$ task 1 modify due:2d

That means the other 3 tasks are due before that. Task warrior knows the relationship, we don’t need to tell it that these other tasks need to be done first. “But task list shows the main task first”, you say. Hold on to your hats…

$ task next
ID Proj Pri Due        Age Urg  Description
 2 blog M              29m 13.7 install task warrior on os x
 3 blog M              26m 13.7 install task warrior on linux
 4 blog L              26m 11.6 find and install markdown editor/viewer
 1 blog     11/24/2013 35m 4.96 Write blog post on how awesome task warrior is

Task warrior has taken everything we’ve told it and figured out what the urgency of our tasks are!

So looking at this the most urgent task is that I need to install task warrior on os x. OK, lets start that.

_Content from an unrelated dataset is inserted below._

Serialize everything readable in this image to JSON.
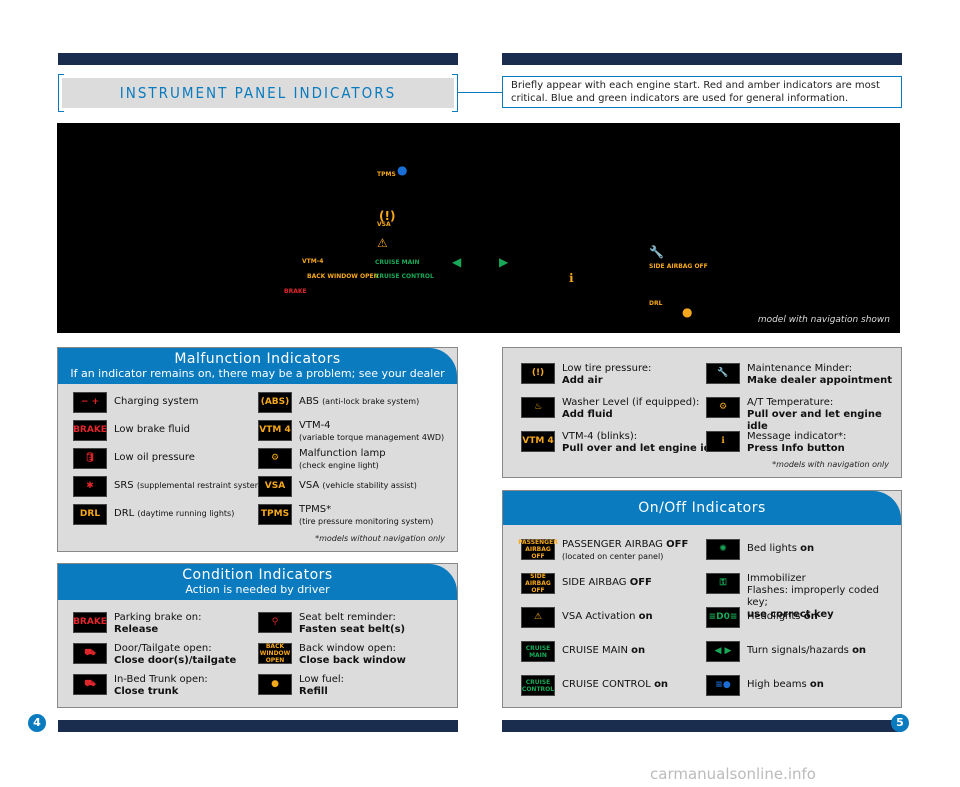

$ task 2 start

That’s easy so lets say that’s done. And lets say I started my VM and installed the linux client too.

$ task 2 done
$ task 3 done

Check out how Task warrior kindly lets us know how our project is going!

The project 'blog' has changed.  Project 'blog' is 50% complete (2 of 4 tasks remaining).

OK, so what’s next?

$ task next
ID Proj Pri Due        Age Urg  Description
 2 blog L              23h 11.6 find and install markdown editor/viewer
 1 blog     11/24/2013 23h 4.96 Write blog post on how awesome task warrior is

I don’t need that markdown editor anymore. Let’s get rid of that.

$ task 2 delete

Reporting

My memory’s not what it once was, I need a reminder of what I did so far.

$ task timesheet
11/17/2013 - 11/23/2013
  Completed (2 tasks)
    Project Due Description
    blog        install task warrior on os x
    blog        install task warrior on linux
  Started (0 tasks)

Nice. This is kinda useful for daily stand ups. Unfortunately it doesn’t show at a daily level but can serve as a reminder. This command can show multiple weeks by adding the number as a parameter. For instance 2 weeks could be shown with task timesheet 2.
But if Task Warrior knows what I need to do and when I’ve done it, can it give me an estimate of when I’ll be done? You bet it can. It can give you burndown charts at a daily, weekly and monthly level.

$ task burndown.daily
Add rate:         4/d      Estimated completion: No convergence
Done/Delete rate: 2/d

We can see that I’m creating tasks twice as fast as I’m completing them so I’m burning up. But you can imagine how estimated completion would come in over time as the Add rate fell before the Done rate. Here’s a more impressive chart from a project I’m currently working on.
Real Daily Burndown
Time Warrior has many more reporting commands and even supports custom reports. I suggest playing reading up and playing around with the following.

task ghistory
task history
task long
task calendar

Filtering

Every one of the commands I demonstrated can be filtered by the various metadata they were added with. Since I added all the tasks to the ‘blog’ project I could filter all command with project:blog if I had more varied tasks. This means you can have reporting as specific as you want!

task ghistory project:blog
task burndown.daily +taskwarrior

Clean up

I’ve only touched on the basics here, Task Warrior goes much deeper and I suggest reading through the few tutorials on the Task Warrior wiki.

And finally:

$ task 1 done
Completed task 1 'Write blog post on how awesome task warrior is'.
Completed 1 task.
The project 'blog' has changed.  Project 'blog' is 100% complete (0 of 3 tasks remaining).